::: Data supplied

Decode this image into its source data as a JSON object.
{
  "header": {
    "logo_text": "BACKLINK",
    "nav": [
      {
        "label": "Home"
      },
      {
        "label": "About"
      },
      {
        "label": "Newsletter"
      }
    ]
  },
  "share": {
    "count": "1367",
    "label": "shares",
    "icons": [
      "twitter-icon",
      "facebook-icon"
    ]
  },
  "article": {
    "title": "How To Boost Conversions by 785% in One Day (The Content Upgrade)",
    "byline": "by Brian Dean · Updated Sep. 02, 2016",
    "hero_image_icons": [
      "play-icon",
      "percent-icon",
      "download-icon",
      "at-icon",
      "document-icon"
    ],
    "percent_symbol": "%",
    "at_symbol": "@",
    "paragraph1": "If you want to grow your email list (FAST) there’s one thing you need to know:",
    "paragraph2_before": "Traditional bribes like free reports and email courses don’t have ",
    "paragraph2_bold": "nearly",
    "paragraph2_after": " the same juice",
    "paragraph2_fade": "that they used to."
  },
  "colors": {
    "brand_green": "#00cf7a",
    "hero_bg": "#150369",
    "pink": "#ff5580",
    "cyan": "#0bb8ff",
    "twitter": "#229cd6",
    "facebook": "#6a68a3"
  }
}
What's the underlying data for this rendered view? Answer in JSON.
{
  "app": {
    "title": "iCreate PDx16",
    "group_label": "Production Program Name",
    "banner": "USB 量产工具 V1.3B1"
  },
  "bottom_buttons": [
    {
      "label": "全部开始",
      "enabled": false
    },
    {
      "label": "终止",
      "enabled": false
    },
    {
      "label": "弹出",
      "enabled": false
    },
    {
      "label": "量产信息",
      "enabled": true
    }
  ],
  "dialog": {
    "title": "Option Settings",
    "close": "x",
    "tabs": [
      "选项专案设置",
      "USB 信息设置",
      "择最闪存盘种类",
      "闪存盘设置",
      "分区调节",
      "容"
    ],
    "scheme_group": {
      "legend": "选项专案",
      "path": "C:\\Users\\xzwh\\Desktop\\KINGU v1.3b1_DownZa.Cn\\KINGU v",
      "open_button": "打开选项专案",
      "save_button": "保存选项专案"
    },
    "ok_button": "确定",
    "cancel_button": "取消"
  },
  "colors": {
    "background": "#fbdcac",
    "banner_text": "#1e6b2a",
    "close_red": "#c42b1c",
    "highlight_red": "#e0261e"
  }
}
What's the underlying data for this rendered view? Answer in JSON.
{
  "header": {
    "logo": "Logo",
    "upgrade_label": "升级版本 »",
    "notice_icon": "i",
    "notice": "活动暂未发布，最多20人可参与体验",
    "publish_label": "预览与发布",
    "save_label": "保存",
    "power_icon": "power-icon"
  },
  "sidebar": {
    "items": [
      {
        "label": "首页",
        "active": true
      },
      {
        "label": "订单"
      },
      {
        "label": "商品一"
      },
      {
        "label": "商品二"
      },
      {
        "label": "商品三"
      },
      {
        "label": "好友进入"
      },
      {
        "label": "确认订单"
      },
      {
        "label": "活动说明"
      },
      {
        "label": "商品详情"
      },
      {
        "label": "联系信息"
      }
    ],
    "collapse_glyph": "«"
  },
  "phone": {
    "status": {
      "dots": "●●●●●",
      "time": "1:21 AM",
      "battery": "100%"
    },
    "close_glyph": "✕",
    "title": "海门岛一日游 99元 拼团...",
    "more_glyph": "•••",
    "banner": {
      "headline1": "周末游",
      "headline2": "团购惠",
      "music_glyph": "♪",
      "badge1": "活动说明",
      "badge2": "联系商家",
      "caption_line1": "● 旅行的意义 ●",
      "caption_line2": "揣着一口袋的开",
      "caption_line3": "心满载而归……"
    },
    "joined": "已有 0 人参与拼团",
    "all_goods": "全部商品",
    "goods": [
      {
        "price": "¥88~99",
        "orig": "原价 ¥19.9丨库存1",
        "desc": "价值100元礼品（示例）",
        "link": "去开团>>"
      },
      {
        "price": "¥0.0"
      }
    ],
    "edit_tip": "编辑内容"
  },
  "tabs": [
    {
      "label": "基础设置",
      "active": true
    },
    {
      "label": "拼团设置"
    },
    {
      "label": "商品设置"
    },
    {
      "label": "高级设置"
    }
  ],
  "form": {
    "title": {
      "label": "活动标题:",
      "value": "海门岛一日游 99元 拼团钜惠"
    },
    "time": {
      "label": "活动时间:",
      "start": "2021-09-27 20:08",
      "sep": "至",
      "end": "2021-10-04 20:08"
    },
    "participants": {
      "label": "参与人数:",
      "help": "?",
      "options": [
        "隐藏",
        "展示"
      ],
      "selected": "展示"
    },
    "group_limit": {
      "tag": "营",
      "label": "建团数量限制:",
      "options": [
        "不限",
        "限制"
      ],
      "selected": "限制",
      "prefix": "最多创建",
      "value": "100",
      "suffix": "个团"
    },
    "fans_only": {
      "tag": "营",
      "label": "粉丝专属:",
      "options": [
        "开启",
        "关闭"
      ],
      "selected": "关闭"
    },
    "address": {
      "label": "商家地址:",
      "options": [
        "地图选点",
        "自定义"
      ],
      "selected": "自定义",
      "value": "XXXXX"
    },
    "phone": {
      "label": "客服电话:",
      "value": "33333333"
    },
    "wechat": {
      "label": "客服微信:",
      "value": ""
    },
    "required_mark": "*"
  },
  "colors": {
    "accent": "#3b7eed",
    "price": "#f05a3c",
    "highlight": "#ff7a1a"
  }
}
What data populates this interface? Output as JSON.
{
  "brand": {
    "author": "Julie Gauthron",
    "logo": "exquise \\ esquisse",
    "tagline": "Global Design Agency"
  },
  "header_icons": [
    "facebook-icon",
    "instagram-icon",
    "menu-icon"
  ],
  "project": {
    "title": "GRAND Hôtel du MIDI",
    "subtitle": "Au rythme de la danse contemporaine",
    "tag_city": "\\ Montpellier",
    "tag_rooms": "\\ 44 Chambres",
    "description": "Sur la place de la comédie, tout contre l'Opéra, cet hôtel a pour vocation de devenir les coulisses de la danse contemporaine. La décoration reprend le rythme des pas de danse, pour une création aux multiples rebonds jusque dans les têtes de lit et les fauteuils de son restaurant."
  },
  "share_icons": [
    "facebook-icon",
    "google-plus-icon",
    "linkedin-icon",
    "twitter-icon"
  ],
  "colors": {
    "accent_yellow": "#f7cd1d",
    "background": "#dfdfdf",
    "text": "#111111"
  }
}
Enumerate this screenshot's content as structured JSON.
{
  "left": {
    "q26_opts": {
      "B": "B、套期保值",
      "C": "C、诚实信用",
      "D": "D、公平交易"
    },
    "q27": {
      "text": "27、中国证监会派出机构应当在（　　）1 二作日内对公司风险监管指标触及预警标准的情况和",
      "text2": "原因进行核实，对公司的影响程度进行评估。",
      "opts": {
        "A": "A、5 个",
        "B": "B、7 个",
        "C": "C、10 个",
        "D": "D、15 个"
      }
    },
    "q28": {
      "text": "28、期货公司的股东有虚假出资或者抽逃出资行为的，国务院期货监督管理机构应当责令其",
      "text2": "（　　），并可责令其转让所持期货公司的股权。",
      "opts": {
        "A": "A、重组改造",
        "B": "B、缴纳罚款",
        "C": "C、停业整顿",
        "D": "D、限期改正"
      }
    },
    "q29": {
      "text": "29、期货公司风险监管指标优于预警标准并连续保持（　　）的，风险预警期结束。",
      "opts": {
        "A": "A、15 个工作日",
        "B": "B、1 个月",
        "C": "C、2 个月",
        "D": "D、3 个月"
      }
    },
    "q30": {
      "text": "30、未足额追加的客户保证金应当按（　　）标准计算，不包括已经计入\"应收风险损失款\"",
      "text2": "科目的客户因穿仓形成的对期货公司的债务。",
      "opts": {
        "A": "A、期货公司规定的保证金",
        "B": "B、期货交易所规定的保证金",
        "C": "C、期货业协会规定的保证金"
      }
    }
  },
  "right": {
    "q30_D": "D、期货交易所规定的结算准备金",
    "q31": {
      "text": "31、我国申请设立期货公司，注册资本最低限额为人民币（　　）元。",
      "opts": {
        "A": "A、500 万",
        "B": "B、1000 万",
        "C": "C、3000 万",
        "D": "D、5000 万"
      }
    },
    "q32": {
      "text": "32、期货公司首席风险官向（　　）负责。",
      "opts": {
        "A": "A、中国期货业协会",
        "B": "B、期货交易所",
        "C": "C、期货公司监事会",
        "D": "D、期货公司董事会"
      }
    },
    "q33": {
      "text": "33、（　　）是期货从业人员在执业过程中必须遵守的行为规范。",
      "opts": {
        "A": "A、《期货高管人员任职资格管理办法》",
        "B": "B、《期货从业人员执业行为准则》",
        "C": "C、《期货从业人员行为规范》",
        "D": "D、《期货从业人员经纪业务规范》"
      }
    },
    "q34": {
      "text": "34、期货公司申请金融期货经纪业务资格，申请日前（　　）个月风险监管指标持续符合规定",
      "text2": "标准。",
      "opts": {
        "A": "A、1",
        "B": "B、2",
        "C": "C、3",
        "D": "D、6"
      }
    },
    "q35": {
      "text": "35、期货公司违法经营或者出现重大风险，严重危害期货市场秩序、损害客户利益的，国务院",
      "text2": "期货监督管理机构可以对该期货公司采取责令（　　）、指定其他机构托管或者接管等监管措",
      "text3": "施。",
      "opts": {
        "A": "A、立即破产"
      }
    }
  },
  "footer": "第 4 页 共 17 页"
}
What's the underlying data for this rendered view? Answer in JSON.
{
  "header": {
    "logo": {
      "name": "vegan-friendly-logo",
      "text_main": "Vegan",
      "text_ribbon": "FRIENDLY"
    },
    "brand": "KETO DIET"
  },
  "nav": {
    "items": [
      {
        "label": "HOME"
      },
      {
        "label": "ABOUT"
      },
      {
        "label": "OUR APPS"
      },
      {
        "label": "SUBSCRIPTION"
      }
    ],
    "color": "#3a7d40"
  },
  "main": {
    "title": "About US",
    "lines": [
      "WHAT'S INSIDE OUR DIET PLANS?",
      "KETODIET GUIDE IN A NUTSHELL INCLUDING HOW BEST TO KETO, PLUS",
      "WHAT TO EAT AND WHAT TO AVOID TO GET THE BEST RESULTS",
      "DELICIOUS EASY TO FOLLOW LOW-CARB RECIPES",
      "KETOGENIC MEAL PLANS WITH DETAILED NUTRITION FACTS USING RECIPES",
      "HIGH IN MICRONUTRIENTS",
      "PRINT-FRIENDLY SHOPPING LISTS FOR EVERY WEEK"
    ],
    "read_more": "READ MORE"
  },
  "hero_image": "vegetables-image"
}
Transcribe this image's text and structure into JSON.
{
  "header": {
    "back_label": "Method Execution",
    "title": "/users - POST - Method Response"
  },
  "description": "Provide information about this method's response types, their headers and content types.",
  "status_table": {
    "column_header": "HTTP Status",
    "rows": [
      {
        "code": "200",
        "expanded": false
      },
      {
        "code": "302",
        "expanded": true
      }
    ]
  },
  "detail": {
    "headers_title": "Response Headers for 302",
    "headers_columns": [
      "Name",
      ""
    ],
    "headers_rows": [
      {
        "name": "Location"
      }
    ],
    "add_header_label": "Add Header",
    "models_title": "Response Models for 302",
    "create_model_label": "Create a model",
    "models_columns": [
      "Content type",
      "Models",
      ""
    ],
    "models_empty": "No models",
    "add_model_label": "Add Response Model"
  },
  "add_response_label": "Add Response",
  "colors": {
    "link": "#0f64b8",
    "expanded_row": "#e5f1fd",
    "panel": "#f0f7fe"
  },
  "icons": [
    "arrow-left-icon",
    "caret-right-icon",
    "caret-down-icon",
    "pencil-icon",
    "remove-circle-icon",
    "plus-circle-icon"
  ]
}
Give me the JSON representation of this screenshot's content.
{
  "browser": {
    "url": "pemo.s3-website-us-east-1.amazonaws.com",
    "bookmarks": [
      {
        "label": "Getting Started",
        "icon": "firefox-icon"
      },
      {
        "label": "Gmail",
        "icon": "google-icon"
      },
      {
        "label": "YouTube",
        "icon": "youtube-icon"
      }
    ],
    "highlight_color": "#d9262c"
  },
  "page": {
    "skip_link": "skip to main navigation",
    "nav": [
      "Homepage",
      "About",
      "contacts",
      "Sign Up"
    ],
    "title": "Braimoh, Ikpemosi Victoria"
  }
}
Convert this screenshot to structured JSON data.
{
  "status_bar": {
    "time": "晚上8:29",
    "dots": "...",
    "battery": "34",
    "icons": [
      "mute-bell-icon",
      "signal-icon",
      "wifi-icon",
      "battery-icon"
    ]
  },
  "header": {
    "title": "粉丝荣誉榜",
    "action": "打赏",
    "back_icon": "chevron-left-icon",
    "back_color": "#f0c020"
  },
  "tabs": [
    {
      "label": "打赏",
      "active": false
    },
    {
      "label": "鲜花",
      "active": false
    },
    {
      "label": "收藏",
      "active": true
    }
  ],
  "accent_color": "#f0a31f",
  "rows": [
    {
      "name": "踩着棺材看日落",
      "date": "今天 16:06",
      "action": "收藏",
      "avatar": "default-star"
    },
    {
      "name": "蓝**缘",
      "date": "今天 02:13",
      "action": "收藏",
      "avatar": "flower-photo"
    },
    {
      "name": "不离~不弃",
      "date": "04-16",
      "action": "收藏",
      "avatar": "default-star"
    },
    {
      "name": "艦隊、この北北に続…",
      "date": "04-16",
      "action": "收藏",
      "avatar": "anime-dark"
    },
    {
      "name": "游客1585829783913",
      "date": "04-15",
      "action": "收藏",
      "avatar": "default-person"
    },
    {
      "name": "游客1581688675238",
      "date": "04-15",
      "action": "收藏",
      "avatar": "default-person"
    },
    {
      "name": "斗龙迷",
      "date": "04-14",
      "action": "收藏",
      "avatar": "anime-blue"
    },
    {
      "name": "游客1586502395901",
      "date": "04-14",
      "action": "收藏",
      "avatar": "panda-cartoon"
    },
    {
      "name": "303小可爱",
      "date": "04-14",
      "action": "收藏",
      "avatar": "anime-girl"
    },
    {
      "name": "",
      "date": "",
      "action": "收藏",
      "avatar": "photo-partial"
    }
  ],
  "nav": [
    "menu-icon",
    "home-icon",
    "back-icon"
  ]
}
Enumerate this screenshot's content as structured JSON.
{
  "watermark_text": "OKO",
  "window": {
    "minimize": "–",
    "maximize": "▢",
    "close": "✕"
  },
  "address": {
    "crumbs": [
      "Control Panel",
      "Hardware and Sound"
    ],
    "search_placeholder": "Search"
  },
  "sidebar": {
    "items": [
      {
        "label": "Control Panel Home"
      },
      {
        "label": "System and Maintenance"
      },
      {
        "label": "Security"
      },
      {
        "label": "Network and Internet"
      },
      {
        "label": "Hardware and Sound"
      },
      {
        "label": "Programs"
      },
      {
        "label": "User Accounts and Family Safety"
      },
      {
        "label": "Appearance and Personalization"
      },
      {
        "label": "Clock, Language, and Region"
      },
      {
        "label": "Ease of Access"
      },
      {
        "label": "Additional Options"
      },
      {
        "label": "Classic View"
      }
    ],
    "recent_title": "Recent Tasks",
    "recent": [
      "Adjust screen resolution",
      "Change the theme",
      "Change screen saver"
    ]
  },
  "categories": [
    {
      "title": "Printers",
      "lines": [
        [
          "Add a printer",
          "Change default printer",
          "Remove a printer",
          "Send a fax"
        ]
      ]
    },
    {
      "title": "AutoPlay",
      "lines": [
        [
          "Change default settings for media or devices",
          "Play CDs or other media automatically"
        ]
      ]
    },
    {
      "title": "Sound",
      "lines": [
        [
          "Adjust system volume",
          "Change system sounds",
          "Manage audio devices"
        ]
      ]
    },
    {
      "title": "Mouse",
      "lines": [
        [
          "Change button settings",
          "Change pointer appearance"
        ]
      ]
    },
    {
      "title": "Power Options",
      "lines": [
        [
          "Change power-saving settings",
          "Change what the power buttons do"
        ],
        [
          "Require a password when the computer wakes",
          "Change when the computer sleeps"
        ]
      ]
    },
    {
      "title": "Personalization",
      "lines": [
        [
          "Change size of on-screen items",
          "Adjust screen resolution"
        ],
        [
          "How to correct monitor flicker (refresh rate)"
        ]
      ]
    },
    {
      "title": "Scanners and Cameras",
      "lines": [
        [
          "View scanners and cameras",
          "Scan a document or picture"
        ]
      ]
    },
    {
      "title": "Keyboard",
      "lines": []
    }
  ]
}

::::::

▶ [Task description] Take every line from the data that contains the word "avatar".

▶ [Response area]
      "avatar": "default-star"
      "avatar": "flower-photo"
      "avatar": "default-star"
      "avatar": "anime-dark"
      "avatar": "default-person"
      "avatar": "default-person"
      "avatar": "anime-blue"
      "avatar": "panda-cartoon"
      "avatar": "anime-girl"
      "avatar": "photo-partial"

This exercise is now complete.